|Preceded by None||Name Colonel Pessian|
|Succeeded by Office abolished
End of the Government, Khorasan Enjoy to Iran|
Died 3 October 1921 Quchan, Iran
Assassinated October 3, 1921, Quchan, Iran
Similar People Ahmad Qavam, Kuchik Khan, Rais Ali Delvari, Simko Shikak, Mohammad Reza Pahlavi
Colonel Mohammad Taqi-Khan Pessian (1892 – 3 October 1921) (also spelled as Pesyan and Pesseyan) was a popular military leader of Iran. He is also famously known as being the first Iranian to successfully pilot an aircraft.
Pessian was born into an aristocratic Azerbaijani family in Tabriz originating in the Caucasus. Pessian's family possessed strong military traditions, his uncle General Hamzeh Khan Pessian was a commander in the Persian Cossack Brigade, his cousins Heydar Qoli Khan Pessian – father of Iranian author and journalist, Mahtalad Pessian, and grandfather of Anglo-Iranian journalist and author, Cherry Mosteshar – Ali Qoli Khan Pessian, Gholam Reza Khan Pessian and he himself served in Gendarmerie.
In Tabriz Mohammad Taqi was educated in sciences, Persian, Arabic and foreign languages. In 1907 he left for Tehran to continue his education and entered military college in Germany where he became one of the first Iranians to learn to fly. After 5 years he took up the rank of Second Lieutenant in the Gendarmerie, within two years he was promoted to Captain. After that he held a variety of posts such as Second Commander in a battalion in Qazvin, served in Hamedan and Yazd and also was an instructor and interpreter at Gendarmerie school in Yusef Abad, Tehran. He was promoted to Major when World War I broke out.
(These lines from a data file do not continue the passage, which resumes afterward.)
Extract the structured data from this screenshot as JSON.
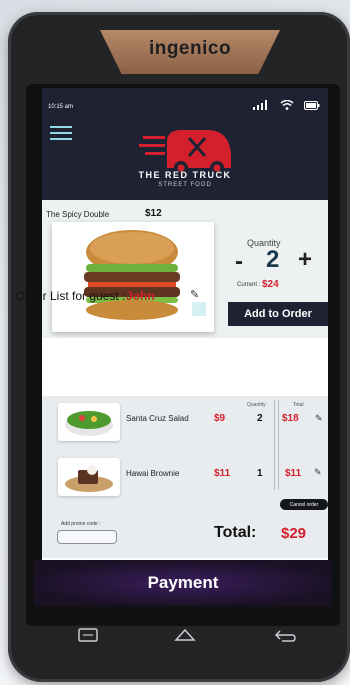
{
  "device": {
    "brand": "ingenico"
  },
  "status": {
    "time": "10:15 am"
  },
  "app": {
    "logo_title": "THE RED TRUCK",
    "logo_subtitle": "STREET FOOD"
  },
  "product": {
    "name": "The Spicy Double",
    "price": "$12",
    "quantity_label": "Quantity",
    "minus_label": "-",
    "quantity": "2",
    "plus_label": "+",
    "current_label": "Current :",
    "current_value": "$24",
    "add_button": "Add to Order"
  },
  "order": {
    "title": "Order List for guest :",
    "guest": "John",
    "columns": {
      "quantity": "Quantity",
      "total": "Total"
    },
    "items": [
      {
        "name": "Santa Cruz Salad",
        "price": "$9",
        "quantity": "2",
        "total": "$18"
      },
      {
        "name": "Hawai Brownie",
        "price": "$11",
        "quantity": "1",
        "total": "$11"
      }
    ],
    "cancel_button": "Cancel order",
    "promo_label": "Add promo code :",
    "promo_value": "",
    "total_label": "Total:",
    "total_value": "$29"
  },
  "payment": {
    "label": "Payment"
  },
  "colors": {
    "header": "#1f2233",
    "accent": "#d4202c",
    "panel": "#edf1f2",
    "payment": "#2d1846"
  },
  "icons": [
    "menu-icon",
    "signal-icon",
    "wifi-icon",
    "battery-icon",
    "edit-icon",
    "recent-apps-icon",
    "home-icon",
    "back-icon"
  ]
}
In November 1915 as commander of the Gendarmerie in Hamedan he launched an attack on the pro-Russian Persian Cossack Brigade at the Battle of Musalla. His gendarmes managed to disarm the Persian Cossacks and Mohammad Taqi managed to convince some of the cossacks to join his forces in a patriotic speech he made to them after their defeat. Mohammad Taqi and Major Azizollah Khan Zarghami as Gendarmerie commanders could not defend Hamedan against an advancing Russian Caucasus Army which was superior in numbers and weapons. The gendarmes retreated to Kermanshah where they were defeated by the Russians, with many fleeing to the Ottoman Empire. August 1916 saw the return of gendarmes to Kermanshah but again were defeated and this time many went to live in exile in Istanbul while Mohammad Taqi returned to live in exile in Berlin.
During his time in Berlin, he was trained as a pilot in the German Airforce and was rewarded with the Eisernes Kreuz Medal for shooting down more than 25 enemy aircraft during World War I. He also translated many works from Persian to/from French, German and English, some of these included Alphone de Lamartine and Rabindranath Tagore. He also wrote two books in Persian, Sargozasht-e yek javan-e vatandoust and Jang-e Moqaddas az Baghdad ta Iran.
In 1920 Mohammad Taqi returned to Iran and joined the Gendarmerie. In June 1920 he was promoted to the rank of Colonel and in September 1920 he became commander of Gendarmerie of Khorasan. On 3 April 1921 in a military coup with his small force of only 200 Gendarms, he had Ahmad Qavam, the Governor-general of Khorasan, arrested and sent him to Tehran where he was imprisoned. He then became head of the provincial Autonomous Government of Khorasan. In June, when Ahmad Qavam was released from prison and became Premier of Iran, he tried to take revenge on Pessian and ordered that Pessian should be beheaded, this in fact happened on 3 October 1921 when Pessian and his small force of 150 gendarmes were circled by a force of strong 1,000 plus mounted Kurdish tribesmen in a battle fought near Quchan, his head was brought to Tehran to prove that he had been killed. For five continuous years after his death, on 3 October people of Khorasan mourned his death.
He is buried in Mashhad, Khorasan in the same garden that contains Nader Shah's tomb.